■ What to do
Copy all the entries below exactly, but not the pictures.

Page and application data records:
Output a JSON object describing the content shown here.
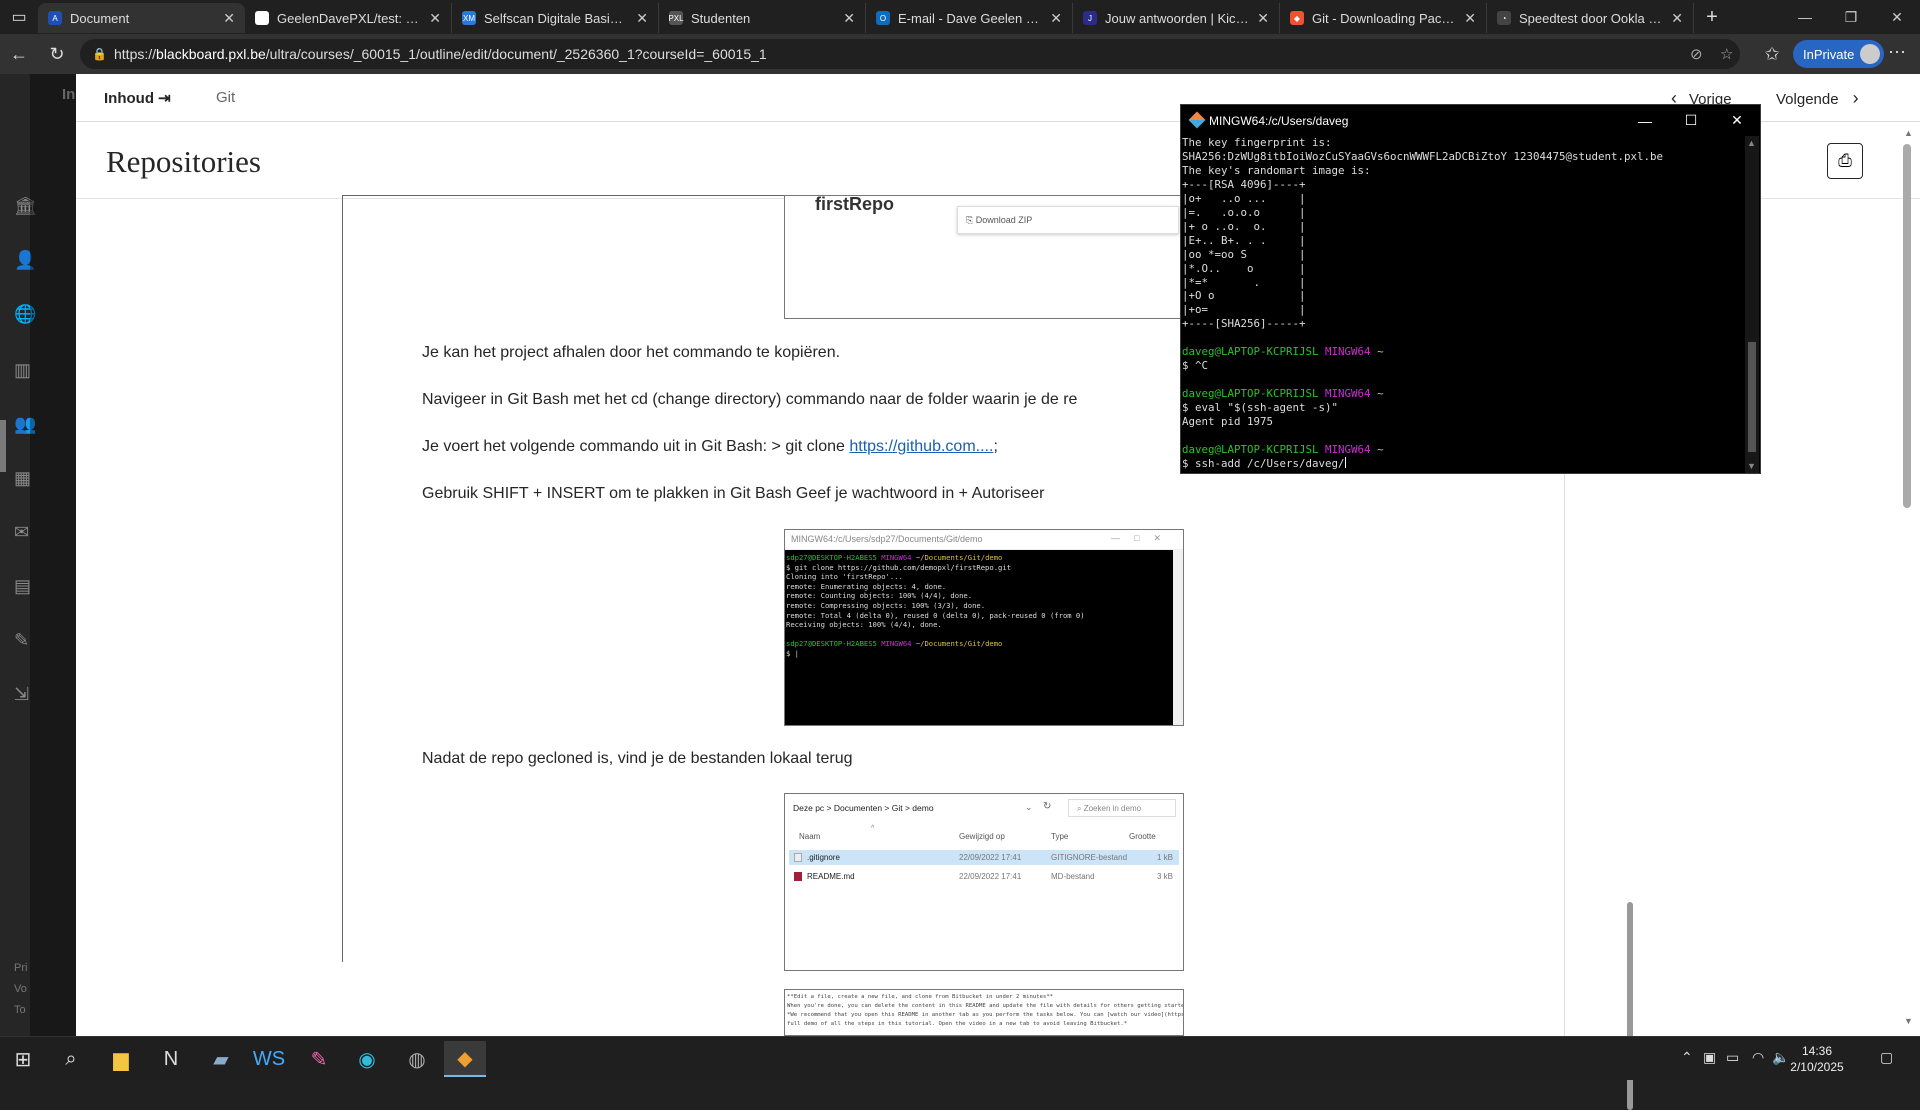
{
  "browser": {
    "tabs": [
      {
        "title": "Document",
        "color": "#1f4fb5",
        "glyph": "A"
      },
      {
        "title": "GeelenDavePXL/test: gewo",
        "color": "#ffffff",
        "glyph": "●"
      },
      {
        "title": "Selfscan Digitale Basisgelet",
        "color": "#2b78d8",
        "glyph": "XM"
      },
      {
        "title": "Studenten",
        "color": "#555555",
        "glyph": "PXL"
      },
      {
        "title": "E-mail - Dave Geelen - Outl",
        "color": "#0f6cbd",
        "glyph": "O"
      },
      {
        "title": "Jouw antwoorden | Kickstar",
        "color": "#2b2b8a",
        "glyph": "J"
      },
      {
        "title": "Git - Downloading Package",
        "color": "#f05133",
        "glyph": "◆"
      },
      {
        "title": "Speedtest door Ookla - De",
        "color": "#444444",
        "glyph": "◔"
      }
    ],
    "url_prefix": "https://",
    "url_host": "blackboard.pxl.be",
    "url_path": "/ultra/courses/_60015_1/outline/edit/document/_2526360_1?courseId=_60015_1",
    "inprivate_label": "InPrivate"
  },
  "panel": {
    "inhoud_label": "Inhoud",
    "breadcrumb": "Git",
    "prev_label": "Vorige",
    "next_label": "Volgende",
    "title": "Repositories",
    "bg_partial": "In"
  },
  "sidebar_bottom": [
    "Pri",
    "Vo",
    "To"
  ],
  "doc": {
    "img1_title": "firstRepo",
    "img1_download": "Download ZIP",
    "p1": "Je kan het project afhalen door het commando te kopiëren.",
    "p2": "Navigeer in Git Bash met het cd (change directory) commando naar de folder waarin je de re",
    "p3_text": "Je voert het volgende commando uit in Git Bash: > git clone ",
    "p3_link": "https://github.com....",
    "p3_end": ";",
    "p4": "Gebruik SHIFT + INSERT om te plakken in Git Bash Geef je wachtwoord in + Autoriseer",
    "p5": "Nadat de repo gecloned is, vind je de bestanden lokaal terug",
    "term_title": "MINGW64:/c/Users/sdp27/Documents/Git/demo",
    "term_prompt": "sdp27@DESKTOP-H2ABES5",
    "term_env": "MINGW64",
    "term_path": "~/Documents/Git/demo",
    "term_lines": [
      "$ git clone https://github.com/demopxl/firstRepo.git",
      "Cloning into 'firstRepo'...",
      "remote: Enumerating objects: 4, done.",
      "remote: Counting objects: 100% (4/4), done.",
      "remote: Compressing objects: 100% (3/3), done.",
      "remote: Total 4 (delta 0), reused 0 (delta 0), pack-reused 0 (from 0)",
      "Receiving objects: 100% (4/4), done."
    ],
    "term_end": "$ |",
    "explorer_path": "Deze pc  >  Documenten  >  Git  >  demo",
    "explorer_search": "Zoeken in demo",
    "explorer_cols": [
      "Naam",
      "Gewijzigd op",
      "Type",
      "Grootte"
    ],
    "explorer_rows": [
      {
        "name": ".gitignore",
        "date": "22/09/2022 17:41",
        "type": "GITIGNORE-bestand",
        "size": "1 kB"
      },
      {
        "name": "README.md",
        "date": "22/09/2022 17:41",
        "type": "MD-bestand",
        "size": "3 kB"
      }
    ],
    "readme_lines": [
      "**Edit a file, create a new file, and clone from Bitbucket in under 2 minutes**",
      "When you're done, you can delete the content in this README and update the file with details for others getting started wit",
      "*We recommend that you open this README in another tab as you perform the tasks below. You can [watch our video](https://y",
      "full demo of all the steps in this tutorial. Open the video in a new tab to avoid leaving Bitbucket.*"
    ]
  },
  "mingw": {
    "title": "MINGW64:/c/Users/daveg",
    "lines_before": "The key fingerprint is:\nSHA256:DzWUg8itbIoiWozCuSYaaGVs6ocnWWWFL2aDCBiZtoY 12304475@student.pxl.be\nThe key's randomart image is:\n+---[RSA 4096]----+\n|o+   ..o ...     |\n|=.   .o.o.o      |\n|+ o ..o.  o.     |\n|E+.. B+. . .     |\n|oo *=oo S        |\n|*.O..    o       |\n|*=*       .      |\n|+O o             |\n|+o=              |\n+----[SHA256]-----+\n",
    "user": "daveg@LAPTOP-KCPRIJSL",
    "env": "MINGW64",
    "tilde": "~",
    "cmd1": "$ ^C",
    "cmd2": "$ eval \"$(ssh-agent -s)\"",
    "out2": "Agent pid 1975",
    "cmd3": "$ ssh-add /c/Users/daveg/"
  },
  "taskbar": {
    "time": "14:36",
    "date": "2/10/2025"
  }
}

■ Solved exercise
Output a JSON object describing the content shown here.
{
  "browser": {
    "tabs": [
      {
        "title": "Document",
        "color": "#1f4fb5",
        "glyph": "A"
      },
      {
        "title": "GeelenDavePXL/test: gewo",
        "color": "#ffffff",
        "glyph": "●"
      },
      {
        "title": "Selfscan Digitale Basisgelet",
        "color": "#2b78d8",
        "glyph": "XM"
      },
      {
        "title": "Studenten",
        "color": "#555555",
        "glyph": "PXL"
      },
      {
        "title": "E-mail - Dave Geelen - Outl",
        "color": "#0f6cbd",
        "glyph": "O"
      },
      {
        "title": "Jouw antwoorden | Kickstar",
        "color": "#2b2b8a",
        "glyph": "J"
      },
      {
        "title": "Git - Downloading Package",
        "color": "#f05133",
        "glyph": "◆"
      },
      {
        "title": "Speedtest door Ookla - De",
        "color": "#444444",
        "glyph": "◔"
      }
    ],
    "url_prefix": "https://",
    "url_host": "blackboard.pxl.be",
    "url_path": "/ultra/courses/_60015_1/outline/edit/document/_2526360_1?courseId=_60015_1",
    "inprivate_label": "InPrivate"
  },
  "panel": {
    "inhoud_label": "Inhoud",
    "breadcrumb": "Git",
    "prev_label": "Vorige",
    "next_label": "Volgende",
    "title": "Repositories",
    "bg_partial": "In"
  },
  "sidebar_bottom": [
    "Pri",
    "Vo",
    "To"
  ],
  "doc": {
    "img1_title": "firstRepo",
    "img1_download": "Download ZIP",
    "p1": "Je kan het project afhalen door het commando te kopiëren.",
    "p2": "Navigeer in Git Bash met het cd (change directory) commando naar de folder waarin je de re",
    "p3_text": "Je voert het volgende commando uit in Git Bash: > git clone ",
    "p3_link": "https://github.com....",
    "p3_end": ";",
    "p4": "Gebruik SHIFT + INSERT om te plakken in Git Bash Geef je wachtwoord in + Autoriseer",
    "p5": "Nadat de repo gecloned is, vind je de bestanden lokaal terug",
    "term_title": "MINGW64:/c/Users/sdp27/Documents/Git/demo",
    "term_prompt": "sdp27@DESKTOP-H2ABES5",
    "term_env": "MINGW64",
    "term_path": "~/Documents/Git/demo",
    "term_lines": [
      "$ git clone https://github.com/demopxl/firstRepo.git",
      "Cloning into 'firstRepo'...",
      "remote: Enumerating objects: 4, done.",
      "remote: Counting objects: 100% (4/4), done.",
      "remote: Compressing objects: 100% (3/3), done.",
      "remote: Total 4 (delta 0), reused 0 (delta 0), pack-reused 0 (from 0)",
      "Receiving objects: 100% (4/4), done."
    ],
    "term_end": "$ |",
    "explorer_path": "Deze pc  >  Documenten  >  Git  >  demo",
    "explorer_search": "Zoeken in demo",
    "explorer_cols": [
      "Naam",
      "Gewijzigd op",
      "Type",
      "Grootte"
    ],
    "explorer_rows": [
      {
        "name": ".gitignore",
        "date": "22/09/2022 17:41",
        "type": "GITIGNORE-bestand",
        "size": "1 kB"
      },
      {
        "name": "README.md",
        "date": "22/09/2022 17:41",
        "type": "MD-bestand",
        "size": "3 kB"
      }
    ],
    "readme_lines": [
      "**Edit a file, create a new file, and clone from Bitbucket in under 2 minutes**",
      "When you're done, you can delete the content in this README and update the file with details for others getting started wit",
      "*We recommend that you open this README in another tab as you perform the tasks below. You can [watch our video](https://y",
      "full demo of all the steps in this tutorial. Open the video in a new tab to avoid leaving Bitbucket.*"
    ]
  },
  "mingw": {
    "title": "MINGW64:/c/Users/daveg",
    "lines_before": "The key fingerprint is:\nSHA256:DzWUg8itbIoiWozCuSYaaGVs6ocnWWWFL2aDCBiZtoY 12304475@student.pxl.be\nThe key's randomart image is:\n+---[RSA 4096]----+\n|o+   ..o ...     |\n|=.   .o.o.o      |\n|+ o ..o.  o.     |\n|E+.. B+. . .     |\n|oo *=oo S        |\n|*.O..    o       |\n|*=*       .      |\n|+O o             |\n|+o=              |\n+----[SHA256]-----+\n",
    "user": "daveg@LAPTOP-KCPRIJSL",
    "env": "MINGW64",
    "tilde": "~",
    "cmd1": "$ ^C",
    "cmd2": "$ eval \"$(ssh-agent -s)\"",
    "out2": "Agent pid 1975",
    "cmd3": "$ ssh-add /c/Users/daveg/"
  },
  "taskbar": {
    "time": "14:36",
    "date": "2/10/2025"
  }
}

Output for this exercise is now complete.